[Entries from a dataset of interfaces]

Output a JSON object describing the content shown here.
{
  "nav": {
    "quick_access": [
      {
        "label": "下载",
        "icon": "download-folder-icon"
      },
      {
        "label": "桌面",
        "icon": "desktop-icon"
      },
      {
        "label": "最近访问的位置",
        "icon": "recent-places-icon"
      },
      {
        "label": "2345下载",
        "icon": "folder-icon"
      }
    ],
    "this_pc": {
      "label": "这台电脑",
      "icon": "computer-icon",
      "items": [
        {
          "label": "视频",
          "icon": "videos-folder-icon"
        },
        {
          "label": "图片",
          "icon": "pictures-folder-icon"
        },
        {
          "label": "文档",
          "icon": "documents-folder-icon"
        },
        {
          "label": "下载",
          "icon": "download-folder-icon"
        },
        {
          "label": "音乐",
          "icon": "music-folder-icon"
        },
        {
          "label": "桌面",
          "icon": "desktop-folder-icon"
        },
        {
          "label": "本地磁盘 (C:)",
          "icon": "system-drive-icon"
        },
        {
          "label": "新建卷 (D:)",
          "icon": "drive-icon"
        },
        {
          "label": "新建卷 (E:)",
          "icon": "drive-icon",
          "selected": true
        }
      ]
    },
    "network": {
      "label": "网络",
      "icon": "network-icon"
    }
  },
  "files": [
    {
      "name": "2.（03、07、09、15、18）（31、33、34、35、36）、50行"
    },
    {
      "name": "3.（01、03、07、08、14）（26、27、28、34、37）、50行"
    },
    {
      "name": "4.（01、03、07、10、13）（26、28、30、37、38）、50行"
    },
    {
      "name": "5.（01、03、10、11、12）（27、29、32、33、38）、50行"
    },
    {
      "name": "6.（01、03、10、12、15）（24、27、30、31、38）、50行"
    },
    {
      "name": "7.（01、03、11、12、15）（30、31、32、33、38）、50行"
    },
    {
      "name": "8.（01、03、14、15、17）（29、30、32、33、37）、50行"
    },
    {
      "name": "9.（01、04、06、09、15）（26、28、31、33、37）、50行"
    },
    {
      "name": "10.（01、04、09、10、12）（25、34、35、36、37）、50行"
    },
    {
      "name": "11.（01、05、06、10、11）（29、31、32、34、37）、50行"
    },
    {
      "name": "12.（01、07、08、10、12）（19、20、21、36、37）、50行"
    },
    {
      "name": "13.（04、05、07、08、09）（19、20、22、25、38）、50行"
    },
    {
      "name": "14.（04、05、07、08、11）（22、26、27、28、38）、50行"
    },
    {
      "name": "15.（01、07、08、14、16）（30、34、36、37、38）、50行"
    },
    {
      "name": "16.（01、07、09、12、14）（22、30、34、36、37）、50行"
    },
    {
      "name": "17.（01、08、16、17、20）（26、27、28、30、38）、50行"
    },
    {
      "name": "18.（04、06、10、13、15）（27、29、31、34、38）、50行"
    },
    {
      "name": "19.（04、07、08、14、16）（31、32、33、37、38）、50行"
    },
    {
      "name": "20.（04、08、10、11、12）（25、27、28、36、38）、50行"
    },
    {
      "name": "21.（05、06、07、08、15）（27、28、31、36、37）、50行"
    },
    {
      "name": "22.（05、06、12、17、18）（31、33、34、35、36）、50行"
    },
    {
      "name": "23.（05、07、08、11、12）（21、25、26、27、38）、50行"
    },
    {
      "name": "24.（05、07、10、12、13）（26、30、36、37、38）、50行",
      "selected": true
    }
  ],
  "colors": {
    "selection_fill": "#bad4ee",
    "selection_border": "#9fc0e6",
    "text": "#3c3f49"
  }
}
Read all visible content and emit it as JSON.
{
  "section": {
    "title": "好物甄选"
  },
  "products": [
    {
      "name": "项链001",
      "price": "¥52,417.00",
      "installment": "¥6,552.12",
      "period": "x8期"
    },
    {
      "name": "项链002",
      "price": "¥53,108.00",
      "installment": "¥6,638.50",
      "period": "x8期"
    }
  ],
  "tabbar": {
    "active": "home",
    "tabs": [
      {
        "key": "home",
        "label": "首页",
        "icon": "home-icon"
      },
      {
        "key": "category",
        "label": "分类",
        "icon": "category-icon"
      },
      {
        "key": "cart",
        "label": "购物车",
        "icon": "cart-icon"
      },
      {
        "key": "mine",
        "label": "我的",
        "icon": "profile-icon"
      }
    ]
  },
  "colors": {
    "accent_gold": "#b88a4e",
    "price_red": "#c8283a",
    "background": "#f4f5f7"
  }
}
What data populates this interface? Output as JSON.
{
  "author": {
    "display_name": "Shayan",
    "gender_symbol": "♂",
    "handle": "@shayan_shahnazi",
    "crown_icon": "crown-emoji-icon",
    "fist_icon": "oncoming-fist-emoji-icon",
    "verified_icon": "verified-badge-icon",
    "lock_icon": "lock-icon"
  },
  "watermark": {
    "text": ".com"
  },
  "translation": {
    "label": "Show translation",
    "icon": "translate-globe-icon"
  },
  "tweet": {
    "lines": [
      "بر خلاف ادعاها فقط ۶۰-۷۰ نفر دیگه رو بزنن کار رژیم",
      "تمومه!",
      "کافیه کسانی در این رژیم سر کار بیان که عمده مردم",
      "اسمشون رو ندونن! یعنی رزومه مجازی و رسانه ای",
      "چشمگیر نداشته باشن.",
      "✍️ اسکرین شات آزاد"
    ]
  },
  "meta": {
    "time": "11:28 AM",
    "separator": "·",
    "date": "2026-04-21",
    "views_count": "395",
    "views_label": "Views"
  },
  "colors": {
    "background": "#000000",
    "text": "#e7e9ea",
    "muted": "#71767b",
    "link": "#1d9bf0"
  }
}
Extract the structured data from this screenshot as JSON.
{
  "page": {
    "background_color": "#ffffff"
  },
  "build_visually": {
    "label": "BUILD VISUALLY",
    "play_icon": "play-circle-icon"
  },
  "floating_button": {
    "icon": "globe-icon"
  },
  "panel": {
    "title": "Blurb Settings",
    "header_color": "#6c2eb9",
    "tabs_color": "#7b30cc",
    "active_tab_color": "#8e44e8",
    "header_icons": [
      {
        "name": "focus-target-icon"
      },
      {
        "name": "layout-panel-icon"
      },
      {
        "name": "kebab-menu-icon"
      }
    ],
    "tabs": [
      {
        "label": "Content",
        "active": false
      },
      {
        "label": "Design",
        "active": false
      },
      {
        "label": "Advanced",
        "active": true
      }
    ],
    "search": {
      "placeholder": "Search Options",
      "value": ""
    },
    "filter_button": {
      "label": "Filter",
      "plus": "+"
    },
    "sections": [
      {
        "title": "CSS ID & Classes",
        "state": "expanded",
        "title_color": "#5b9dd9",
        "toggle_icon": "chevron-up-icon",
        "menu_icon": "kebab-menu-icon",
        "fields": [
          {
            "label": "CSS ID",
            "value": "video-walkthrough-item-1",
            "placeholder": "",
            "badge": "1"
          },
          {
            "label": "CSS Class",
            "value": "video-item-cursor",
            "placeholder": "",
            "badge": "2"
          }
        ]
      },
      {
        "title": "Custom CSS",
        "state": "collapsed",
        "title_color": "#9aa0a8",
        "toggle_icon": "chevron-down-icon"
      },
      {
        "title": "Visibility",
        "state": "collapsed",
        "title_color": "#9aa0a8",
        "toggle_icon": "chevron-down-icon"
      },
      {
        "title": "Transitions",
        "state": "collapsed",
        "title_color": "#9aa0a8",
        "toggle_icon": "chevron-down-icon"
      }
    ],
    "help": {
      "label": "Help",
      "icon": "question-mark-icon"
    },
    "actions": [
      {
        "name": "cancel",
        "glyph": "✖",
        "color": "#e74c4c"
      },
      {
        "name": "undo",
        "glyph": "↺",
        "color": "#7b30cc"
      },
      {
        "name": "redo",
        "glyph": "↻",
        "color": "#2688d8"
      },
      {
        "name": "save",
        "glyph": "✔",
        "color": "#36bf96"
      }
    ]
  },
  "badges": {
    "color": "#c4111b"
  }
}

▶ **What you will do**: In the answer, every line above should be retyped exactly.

▶ **Result of this exercise**:
Output a JSON object describing the content shown here.
{
  "nav": {
    "quick_access": [
      {
        "label": "下载",
        "icon": "download-folder-icon"
      },
      {
        "label": "桌面",
        "icon": "desktop-icon"
      },
      {
        "label": "最近访问的位置",
        "icon": "recent-places-icon"
      },
      {
        "label": "2345下载",
        "icon": "folder-icon"
      }
    ],
    "this_pc": {
      "label": "这台电脑",
      "icon": "computer-icon",
      "items": [
        {
          "label": "视频",
          "icon": "videos-folder-icon"
        },
        {
          "label": "图片",
          "icon": "pictures-folder-icon"
        },
        {
          "label": "文档",
          "icon": "documents-folder-icon"
        },
        {
          "label": "下载",
          "icon": "download-folder-icon"
        },
        {
          "label": "音乐",
          "icon": "music-folder-icon"
        },
        {
          "label": "桌面",
          "icon": "desktop-folder-icon"
        },
        {
          "label": "本地磁盘 (C:)",
          "icon": "system-drive-icon"
        },
        {
          "label": "新建卷 (D:)",
          "icon": "drive-icon"
        },
        {
          "label": "新建卷 (E:)",
          "icon": "drive-icon",
          "selected": true
        }
      ]
    },
    "network": {
      "label": "网络",
      "icon": "network-icon"
    }
  },
  "files": [
    {
      "name": "2.（03、07、09、15、18）（31、33、34、35、36）、50行"
    },
    {
      "name": "3.（01、03、07、08、14）（26、27、28、34、37）、50行"
    },
    {
      "name": "4.（01、03、07、10、13）（26、28、30、37、38）、50行"
    },
    {
      "name": "5.（01、03、10、11、12）（27、29、32、33、38）、50行"
    },
    {
      "name": "6.（01、03、10、12、15）（24、27、30、31、38）、50行"
    },
    {
      "name": "7.（01、03、11、12、15）（30、31、32、33、38）、50行"
    },
    {
      "name": "8.（01、03、14、15、17）（29、30、32、33、37）、50行"
    },
    {
      "name": "9.（01、04、06、09、15）（26、28、31、33、37）、50行"
    },
    {
      "name": "10.（01、04、09、10、12）（25、34、35、36、37）、50行"
    },
    {
      "name": "11.（01、05、06、10、11）（29、31、32、34、37）、50行"
    },
    {
      "name": "12.（01、07、08、10、12）（19、20、21、36、37）、50行"
    },
    {
      "name": "13.（04、05、07、08、09）（19、20、22、25、38）、50行"
    },
    {
      "name": "14.（04、05、07、08、11）（22、26、27、28、38）、50行"
    },
    {
      "name": "15.（01、07、08、14、16）（30、34、36、37、38）、50行"
    },
    {
      "name": "16.（01、07、09、12、14）（22、30、34、36、37）、50行"
    },
    {
      "name": "17.（01、08、16、17、20）（26、27、28、30、38）、50行"
    },
    {
      "name": "18.（04、06、10、13、15）（27、29、31、34、38）、50行"
    },
    {
      "name": "19.（04、07、08、14、16）（31、32、33、37、38）、50行"
    },
    {
      "name": "20.（04、08、10、11、12）（25、27、28、36、38）、50行"
    },
    {
      "name": "21.（05、06、07、08、15）（27、28、31、36、37）、50行"
    },
    {
      "name": "22.（05、06、12、17、18）（31、33、34、35、36）、50行"
    },
    {
      "name": "23.（05、07、08、11、12）（21、25、26、27、38）、50行"
    },
    {
      "name": "24.（05、07、10、12、13）（26、30、36、37、38）、50行",
      "selected": true
    }
  ],
  "colors": {
    "selection_fill": "#bad4ee",
    "selection_border": "#9fc0e6",
    "text": "#3c3f49"
  }
}
Read all visible content and emit it as JSON.
{
  "section": {
    "title": "好物甄选"
  },
  "products": [
    {
      "name": "项链001",
      "price": "¥52,417.00",
      "installment": "¥6,552.12",
      "period": "x8期"
    },
    {
      "name": "项链002",
      "price": "¥53,108.00",
      "installment": "¥6,638.50",
      "period": "x8期"
    }
  ],
  "tabbar": {
    "active": "home",
    "tabs": [
      {
        "key": "home",
        "label": "首页",
        "icon": "home-icon"
      },
      {
        "key": "category",
        "label": "分类",
        "icon": "category-icon"
      },
      {
        "key": "cart",
        "label": "购物车",
        "icon": "cart-icon"
      },
      {
        "key": "mine",
        "label": "我的",
        "icon": "profile-icon"
      }
    ]
  },
  "colors": {
    "accent_gold": "#b88a4e",
    "price_red": "#c8283a",
    "background": "#f4f5f7"
  }
}
What data populates this interface? Output as JSON.
{
  "author": {
    "display_name": "Shayan",
    "gender_symbol": "♂",
    "handle": "@shayan_shahnazi",
    "crown_icon": "crown-emoji-icon",
    "fist_icon": "oncoming-fist-emoji-icon",
    "verified_icon": "verified-badge-icon",
    "lock_icon": "lock-icon"
  },
  "watermark": {
    "text": ".com"
  },
  "translation": {
    "label": "Show translation",
    "icon": "translate-globe-icon"
  },
  "tweet": {
    "lines": [
      "بر خلاف ادعاها فقط ۶۰-۷۰ نفر دیگه رو بزنن کار رژیم",
      "تمومه!",
      "کافیه کسانی در این رژیم سر کار بیان که عمده مردم",
      "اسمشون رو ندونن! یعنی رزومه مجازی و رسانه ای",
      "چشمگیر نداشته باشن.",
      "✍️ اسکرین شات آزاد"
    ]
  },
  "meta": {
    "time": "11:28 AM",
    "separator": "·",
    "date": "2026-04-21",
    "views_count": "395",
    "views_label": "Views"
  },
  "colors": {
    "background": "#000000",
    "text": "#e7e9ea",
    "muted": "#71767b",
    "link": "#1d9bf0"
  }
}
Extract the structured data from this screenshot as JSON.
{
  "page": {
    "background_color": "#ffffff"
  },
  "build_visually": {
    "label": "BUILD VISUALLY",
    "play_icon": "play-circle-icon"
  },
  "floating_button": {
    "icon": "globe-icon"
  },
  "panel": {
    "title": "Blurb Settings",
    "header_color": "#6c2eb9",
    "tabs_color": "#7b30cc",
    "active_tab_color": "#8e44e8",
    "header_icons": [
      {
        "name": "focus-target-icon"
      },
      {
        "name": "layout-panel-icon"
      },
      {
        "name": "kebab-menu-icon"
      }
    ],
    "tabs": [
      {
        "label": "Content",
        "active": false
      },
      {
        "label": "Design",
        "active": false
      },
      {
        "label": "Advanced",
        "active": true
      }
    ],
    "search": {
      "placeholder": "Search Options",
      "value": ""
    },
    "filter_button": {
      "label": "Filter",
      "plus": "+"
    },
    "sections": [
      {
        "title": "CSS ID & Classes",
        "state": "expanded",
        "title_color": "#5b9dd9",
        "toggle_icon": "chevron-up-icon",
        "menu_icon": "kebab-menu-icon",
        "fields": [
          {
            "label": "CSS ID",
            "value": "video-walkthrough-item-1",
            "placeholder": "",
            "badge": "1"
          },
          {
            "label": "CSS Class",
            "value": "video-item-cursor",
            "placeholder": "",
            "badge": "2"
          }
        ]
      },
      {
        "title": "Custom CSS",
        "state": "collapsed",
        "title_color": "#9aa0a8",
        "toggle_icon": "chevron-down-icon"
      },
      {
        "title": "Visibility",
        "state": "collapsed",
        "title_color": "#9aa0a8",
        "toggle_icon": "chevron-down-icon"
      },
      {
        "title": "Transitions",
        "state": "collapsed",
        "title_color": "#9aa0a8",
        "toggle_icon": "chevron-down-icon"
      }
    ],
    "help": {
      "label": "Help",
      "icon": "question-mark-icon"
    },
    "actions": [
      {
        "name": "cancel",
        "glyph": "✖",
        "color": "#e74c4c"
      },
      {
        "name": "undo",
        "glyph": "↺",
        "color": "#7b30cc"
      },
      {
        "name": "redo",
        "glyph": "↻",
        "color": "#2688d8"
      },
      {
        "name": "save",
        "glyph": "✔",
        "color": "#36bf96"
      }
    ]
  },
  "badges": {
    "color": "#c4111b"
  }
}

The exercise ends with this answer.